Rock-a-bye baby: science to the rescue
Crying is just something that babies do. While picking up an infant is often enough to calm them; sometimes they just keep crying and crying.
In 2013, we found that mammal infants become quiet and docile when they are carried by their parents. It is often an emergency that forces animal parents to carry their infants. Thus, the infants cooperate with their parents by withholding their cries and movements. However, we found that infants resumed crying soon after the short bout of carrying. It was also unclear whether the carrying was more effective than other actions.
Soothing a crying baby is a big issue for parents. Nevertheless, there is a lack of research seriously tackling this important topic and measuring infant behavior and physiology second-by-second. That is a surprise.
Transport calms infants
In the current study, we tested the effects of four different maternal behaviors on crying infants: carrying the infant while walking, holding it while seated, placing it in a cot, and moving it in a mobile cot.

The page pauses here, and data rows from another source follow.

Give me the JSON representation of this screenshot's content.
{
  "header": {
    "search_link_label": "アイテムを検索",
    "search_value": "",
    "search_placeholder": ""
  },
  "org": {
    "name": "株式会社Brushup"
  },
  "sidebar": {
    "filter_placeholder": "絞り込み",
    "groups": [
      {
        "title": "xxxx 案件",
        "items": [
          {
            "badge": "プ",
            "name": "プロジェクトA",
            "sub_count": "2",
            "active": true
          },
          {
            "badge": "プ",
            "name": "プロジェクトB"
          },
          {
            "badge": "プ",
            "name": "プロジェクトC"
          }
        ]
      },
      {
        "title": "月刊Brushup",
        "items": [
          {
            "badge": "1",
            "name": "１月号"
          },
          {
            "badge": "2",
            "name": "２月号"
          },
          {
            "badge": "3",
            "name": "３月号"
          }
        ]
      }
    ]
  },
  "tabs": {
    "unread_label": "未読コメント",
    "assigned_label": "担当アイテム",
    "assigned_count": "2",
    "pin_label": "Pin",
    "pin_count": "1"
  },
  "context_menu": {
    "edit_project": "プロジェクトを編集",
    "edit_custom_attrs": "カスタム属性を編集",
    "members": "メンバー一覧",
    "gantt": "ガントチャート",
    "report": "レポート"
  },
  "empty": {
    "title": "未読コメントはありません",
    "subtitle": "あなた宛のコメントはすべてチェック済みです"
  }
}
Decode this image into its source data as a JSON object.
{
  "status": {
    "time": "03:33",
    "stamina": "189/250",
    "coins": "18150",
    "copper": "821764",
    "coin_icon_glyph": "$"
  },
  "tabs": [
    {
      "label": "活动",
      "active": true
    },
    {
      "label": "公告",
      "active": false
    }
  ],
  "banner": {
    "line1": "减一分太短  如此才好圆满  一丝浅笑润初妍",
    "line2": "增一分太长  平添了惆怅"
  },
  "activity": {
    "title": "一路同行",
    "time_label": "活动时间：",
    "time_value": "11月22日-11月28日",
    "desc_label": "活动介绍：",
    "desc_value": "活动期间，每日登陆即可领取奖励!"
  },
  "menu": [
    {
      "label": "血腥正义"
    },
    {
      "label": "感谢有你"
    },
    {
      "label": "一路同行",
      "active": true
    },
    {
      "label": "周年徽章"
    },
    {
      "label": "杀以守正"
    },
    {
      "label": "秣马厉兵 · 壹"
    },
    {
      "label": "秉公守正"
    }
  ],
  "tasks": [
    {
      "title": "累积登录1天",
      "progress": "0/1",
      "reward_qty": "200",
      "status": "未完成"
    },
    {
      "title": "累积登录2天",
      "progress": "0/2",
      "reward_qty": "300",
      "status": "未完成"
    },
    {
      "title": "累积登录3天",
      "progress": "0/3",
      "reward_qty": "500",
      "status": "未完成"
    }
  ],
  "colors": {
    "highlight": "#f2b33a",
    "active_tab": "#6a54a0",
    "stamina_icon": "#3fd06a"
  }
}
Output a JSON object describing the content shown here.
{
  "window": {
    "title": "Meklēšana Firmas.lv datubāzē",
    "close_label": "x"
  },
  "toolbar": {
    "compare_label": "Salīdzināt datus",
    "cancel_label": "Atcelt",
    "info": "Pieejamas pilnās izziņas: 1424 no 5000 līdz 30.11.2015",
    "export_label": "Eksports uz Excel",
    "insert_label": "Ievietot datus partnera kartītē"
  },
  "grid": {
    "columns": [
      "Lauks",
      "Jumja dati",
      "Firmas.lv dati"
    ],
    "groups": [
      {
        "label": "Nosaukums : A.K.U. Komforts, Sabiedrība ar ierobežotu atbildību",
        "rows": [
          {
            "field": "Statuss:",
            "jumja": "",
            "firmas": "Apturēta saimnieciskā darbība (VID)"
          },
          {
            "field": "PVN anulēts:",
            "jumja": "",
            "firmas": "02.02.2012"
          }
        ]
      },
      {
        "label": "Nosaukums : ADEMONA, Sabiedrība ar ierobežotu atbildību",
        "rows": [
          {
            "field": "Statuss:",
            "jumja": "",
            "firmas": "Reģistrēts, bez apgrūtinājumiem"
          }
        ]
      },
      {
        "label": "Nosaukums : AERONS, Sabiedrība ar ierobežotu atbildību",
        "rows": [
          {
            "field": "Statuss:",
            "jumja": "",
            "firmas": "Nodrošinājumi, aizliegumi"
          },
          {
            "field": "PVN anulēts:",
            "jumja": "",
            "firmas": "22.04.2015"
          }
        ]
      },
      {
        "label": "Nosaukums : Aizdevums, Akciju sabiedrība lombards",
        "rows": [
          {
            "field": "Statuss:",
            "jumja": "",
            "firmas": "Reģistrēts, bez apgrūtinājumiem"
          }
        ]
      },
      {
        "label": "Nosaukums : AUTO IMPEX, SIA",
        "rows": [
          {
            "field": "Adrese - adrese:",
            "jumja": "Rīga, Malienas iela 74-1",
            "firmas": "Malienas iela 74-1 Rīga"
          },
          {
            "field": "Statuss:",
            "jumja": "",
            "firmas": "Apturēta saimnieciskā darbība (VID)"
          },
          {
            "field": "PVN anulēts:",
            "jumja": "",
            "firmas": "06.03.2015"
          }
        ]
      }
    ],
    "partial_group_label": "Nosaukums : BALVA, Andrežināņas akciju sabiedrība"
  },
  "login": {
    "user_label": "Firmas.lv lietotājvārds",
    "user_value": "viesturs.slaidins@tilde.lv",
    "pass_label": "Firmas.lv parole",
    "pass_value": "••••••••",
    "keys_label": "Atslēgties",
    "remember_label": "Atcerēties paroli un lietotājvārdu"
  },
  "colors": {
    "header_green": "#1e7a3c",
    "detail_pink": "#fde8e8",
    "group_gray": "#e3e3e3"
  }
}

Crying decreased when infants were transported, either by carrying or on a mobile cot, but not when they were held.
(Examples of Infant Status Scores and actual infant's status)
5-min transport promotes sleep for crying infants
Next we looked at the effects of carrying infants for 5 minutes.
After 5 minutes of being carried, 46% of infants were asleep and an additional 18% fell asleep within one minute from the end of the walk.
Thus, walking with a crying infant not only soothes its cries but also helps it fall asleep.
(Note: not for quietly alert infants)
Laying the infant down is key
But getting the baby to sleep is not the end of the story. About one third of sleeping infants woke up as soon as they were placed in their bed.
Heart rate reflects the infant’s state
To examine the physiological conditions of the infants, we monitored their heart rates using an electrocardiogram. The interbeat interval (IBI) reflects autonomic activity. When babies are asleep, they have a high IBI (=slow heartbeat), and it gets lower (=faster heartbeat) when they are startled or begin to cry.
Infants sense detachment from the mother
These measurements showed that the infants are alerted most significantly when they are detached from the mother’s body, not when their back touches the bed.
Infants sleep better in a bed than in arms
It was also found that if the infants stayed asleep after being laid down, their IBIs became higher (= heartbeats became slower) than while they were being carried. This means that sleeping babies can rest better in a bed than in their parent’s arms.
Among many factors tested, the sleep duration before the laydown is the key
Here is a dilemma however: placing the sleeping babies down in the bed may wake them up. So what can parents do?
The speed at which they were laid down or the order in which their body parts landed on the bed didn’t affect the success of putting them to sleep. We found that the duration of the infant’s sleep before being laid down was about 8 minutes in successful cases and about 3 minutes in unsuccessful ones.
This finding is consistent with sleep research that shows that an infant’s initial shallow sleep stabilizes after several minutes.
5-minute carrying, 5 to 8 minute sitting for bed
Taken together, the present study proposes a method for soothing a crying baby: carrying it for 5 minutes, then siting down and waiting for another 5 to 8 minutes to facilitate its sleep.
Extending this line of research could shed new light on the complex physiology of infants and could help support parents and caregivers through science-based parenting practices. The method we suggest is cost-free and within the range of normal parenting, so that parents can try it anytime.
When you try this 5-minute carrying methodIf you try "5-minute carrying for a crying baby" at home, please note the following.
- Walk in a clear, flat indoor environment.
- Attach the baby's body snugly to the own body and support the baby’s head. A baby sling or carrier may help if you are used to using them.
- Keep a steady pace of walking, as you walk with a purpose.
- Do NOT run or hop.
- If the baby still cries after 5-10 minutes of carrying, stop walking and check the baby's wellness.
RIKEN AND OUR LAB DO NOT GUARANTEE THE USEFULNESS, CERTAINTY, SAFETY, OR ANY OTHER ASPECT OF THE UTILIZING THE RESULTS OF THIS RESEARCH. REGARDLESS OF THE REASON, WE WILL NOT BE RESPONSIBLE FOR ANY DAMAGE ARISING FROM THE UTILIZING THE RESULTS OF THIS RESEARCH.
Future ExpectationsWe are now working to develop a “baby-tech” wearable device that can provide feedback on the infant’s physiological state in a real-time manner, to reduce parental stress from infant crying and sleep problems.
We are looking for company that can co-develop the product together with us.
Japanese Patent Application No. 2022-035010